WASHINGTON – The quick rebound in global stocks last week following Britain’s vote to leave the European Union was welcome relief to investors. Many surmised that markets were now looking past the so-called Brexit risks; some even declared victory.
Not so fast.
After initially recovering from the shocking June 23 referendum results, stocks in Europe and Asia extended losses Wednesday. Major U.S. stock indexes opened lower, with the Dow off about 80 points, or 0.5 percent, at the opening bell after falling 108.75 Tuesday. By noon Eastern time, the Dow had largely recovered its losses.
Meanwhile, U.S. and Japanese government bond yields hit record lows as anxious investors continued to run for safety. And the British pound fell to a fresh 31-year low – to less than $1.30 – in what some analysts see as a sign of prolonged volatility ahead for financial markets and increased contention among nations especially over currency values, which are critical in global trade and capital flows.
“It really looks like we’re on the cusp of FX (foreign exchange) wars,” said Christopher Vecchio, currency strategist at FXCM Inc., an online foreign exchange trading broker. “Competitive devaluations seem to be very much on the horizon.”
The U.S. dollar now looks to be strengthening anew. And that will further strain American exports as a weaker dollar makes U.S. products more expensive in foreign markets, in turn pushing the Federal Reserve to stay on the sidelines of interest rate action.
The Commerce Department said Wednesday that total U.S. exports of goods and services slipped in May and were down 5 percent in the first five months of this year compared with a year earlier. Imports were up 2 percent through May, meaning an increase in the politically sensitive U.S. trade deficit.
The dollar had risen from late 2014, reflecting increasing oil prices, indications of forthcoming Fed rate hikes and the relative strength of the American economy that attracted inflows of capital. That rally peaked early this year and looked to be retreating, but the British referendum to quit the EU has brought a resurgence of demand for the dollar as investors seek the security of U.S. Treasury notes.
Brexit has heightened investors’ fears and uncertainties in an already sluggishly growing global economy. Experts worry about a recession in Britain, the EU’s second-largest economy, and a wider economic and political fallout to the region and potential spillovers to the world, including the U.S.
The British pound is down about 14 percent against the dollar since the referendum. Central banks in Europe are likely to keep or lower rates in an effort to boost confidence and growth, which will put downward pressure on the pound as well as the euro.

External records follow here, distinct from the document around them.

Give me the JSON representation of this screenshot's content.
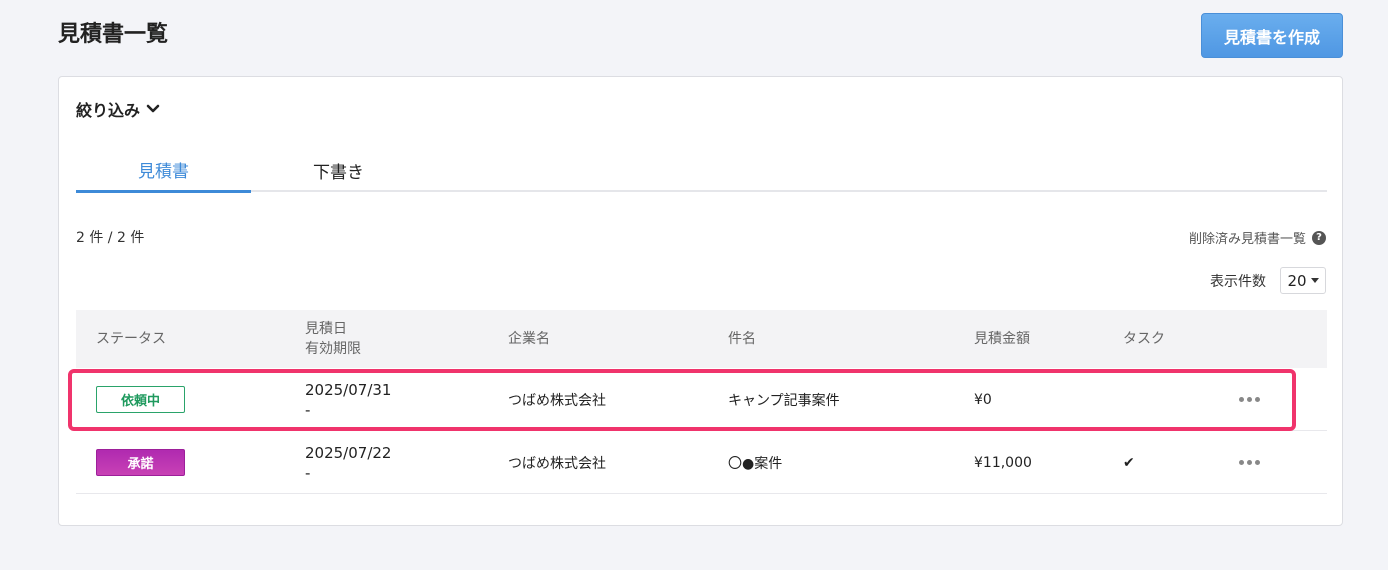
{
  "header": {
    "title": "見積書一覧",
    "create_button_label": "見積書を作成"
  },
  "filter": {
    "label": "絞り込み",
    "icon": "chevron-down-icon"
  },
  "tabs": [
    {
      "label": "見積書",
      "active": true
    },
    {
      "label": "下書き",
      "active": false
    }
  ],
  "result_count": "2 件 / 2 件",
  "deleted_link": {
    "label": "削除済み見積書一覧",
    "icon": "help-icon"
  },
  "per_page": {
    "label": "表示件数",
    "value": "20"
  },
  "table": {
    "headers": {
      "status": "ステータス",
      "date_line1": "見積日",
      "date_line2": "有効期限",
      "company": "企業名",
      "subject": "件名",
      "amount": "見積金額",
      "task": "タスク"
    },
    "rows": [
      {
        "status": "依頼中",
        "status_color": "#1f9a5e",
        "date": "2025/07/31",
        "expiry": "-",
        "company": "つばめ株式会社",
        "subject": "キャンプ記事案件",
        "amount": "¥0",
        "task_done": false,
        "highlighted": true
      },
      {
        "status": "承諾",
        "status_color": "#b02ab0",
        "date": "2025/07/22",
        "expiry": "-",
        "company": "つばめ株式会社",
        "subject": "〇●案件",
        "amount": "¥11,000",
        "task_done": true,
        "highlighted": false
      }
    ]
  },
  "colors": {
    "accent": "#3d8ad8",
    "highlight": "#f0346c"
  }
}
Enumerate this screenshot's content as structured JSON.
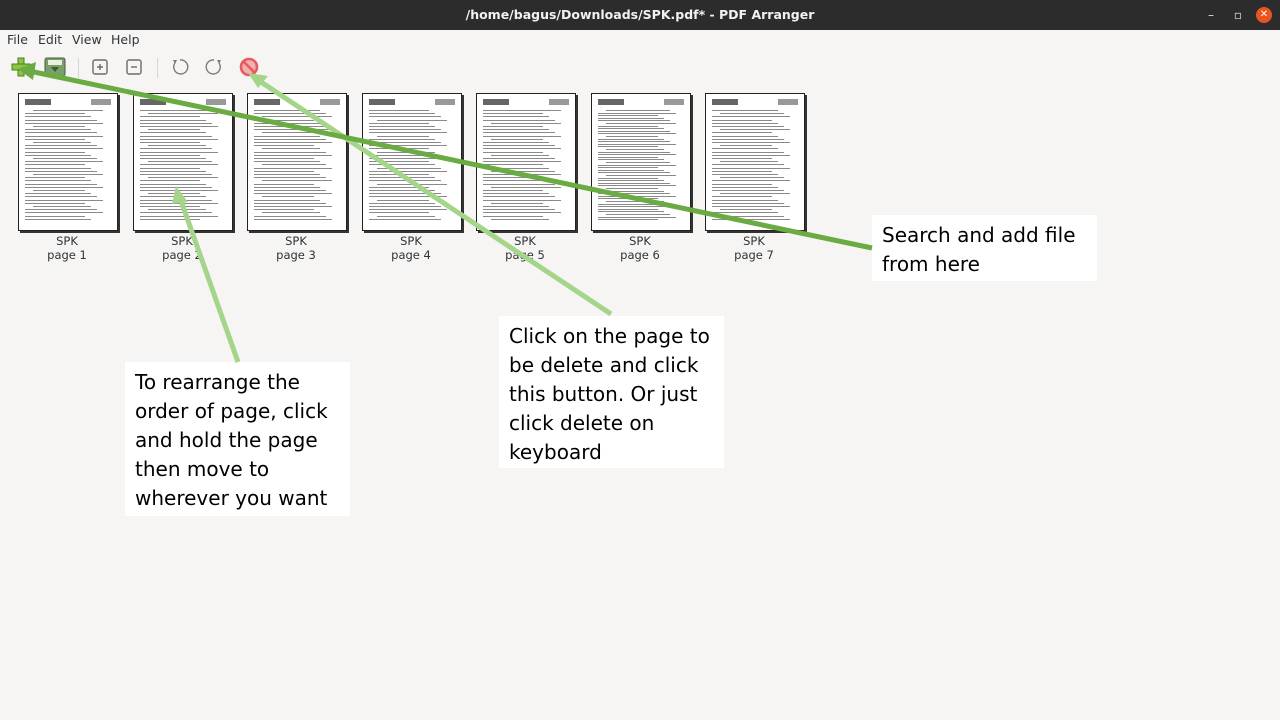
{
  "window": {
    "title": "/home/bagus/Downloads/SPK.pdf* - PDF Arranger",
    "minimize": "–",
    "maximize": "▫",
    "close": "✕"
  },
  "menu": [
    "File",
    "Edit",
    "View",
    "Help"
  ],
  "toolbar": {
    "buttons": [
      {
        "name": "add-file-icon"
      },
      {
        "name": "save-icon"
      },
      {
        "name": "zoom-in-icon"
      },
      {
        "name": "zoom-out-icon"
      },
      {
        "name": "rotate-left-icon"
      },
      {
        "name": "rotate-right-icon"
      },
      {
        "name": "delete-icon"
      }
    ]
  },
  "pages": [
    {
      "file": "SPK",
      "label": "page 1"
    },
    {
      "file": "SPK",
      "label": "page 2"
    },
    {
      "file": "SPK",
      "label": "page 3"
    },
    {
      "file": "SPK",
      "label": "page 4"
    },
    {
      "file": "SPK",
      "label": "page 5"
    },
    {
      "file": "SPK",
      "label": "page 6"
    },
    {
      "file": "SPK",
      "label": "page 7"
    }
  ],
  "annotations": {
    "add_file": "Search and add file from here",
    "delete": "Click on the page to be delete and click this button. Or just click delete on keyboard",
    "rearrange": "To rearrange the order of page, click and hold the page then move to wherever you want"
  },
  "colors": {
    "arrow_dark": "#6aab43",
    "arrow_light": "#a5d58a",
    "delete_icon": "#e35d5d",
    "close_button": "#e95420"
  }
}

Marc Chandler, a veteran currency trader and expert on dollar trends in New York, said he could see the pound dropping to $1.15 and the euro, now fetching about $1.10, falling to as low as the mid-80-cents level as it did in 2000 when there were uncertainties about its viability.
“I’m in the bullish-dollar camp,” Chandler said. That’s good news for U.S. consumers traveling to Europe, he noted, but it’ll pinch not only exports but also American companies’ bottom lines when they repatriate earnings from Europe and elsewhere back home. It’s also not welcomed by Americans on fixed incomes and other savers who have been waiting long for higher rates.
Brexit is being felt in Asia, too. Like the dollar, the Japanese yen is a “safe-haven” currency, and it has jumped in recent days, much to the chagrin of Japanese officials who want to preserve their exports and the little economic growth that their nation has seen.
China, meanwhile, has been carefully managing its currency in the face of rising pressures. On Wednesday officials in Beijing set the yuan, which trades within a band of 2 percent, at 6.6857 to the dollar. That is the weakest since late 2010.
Analysts at UBS Securities in Hong Kong said that the yuan, also known as the renminbi, is likely to weaken further against the dollar, forecasting it to move to 7 to 7.2 to the greenback at the end of 2017. That is likely to fuel complaints along the way from Washington lawmakers and others, who have long accused the Chinese of manipulating its currency to gain an edge in trade.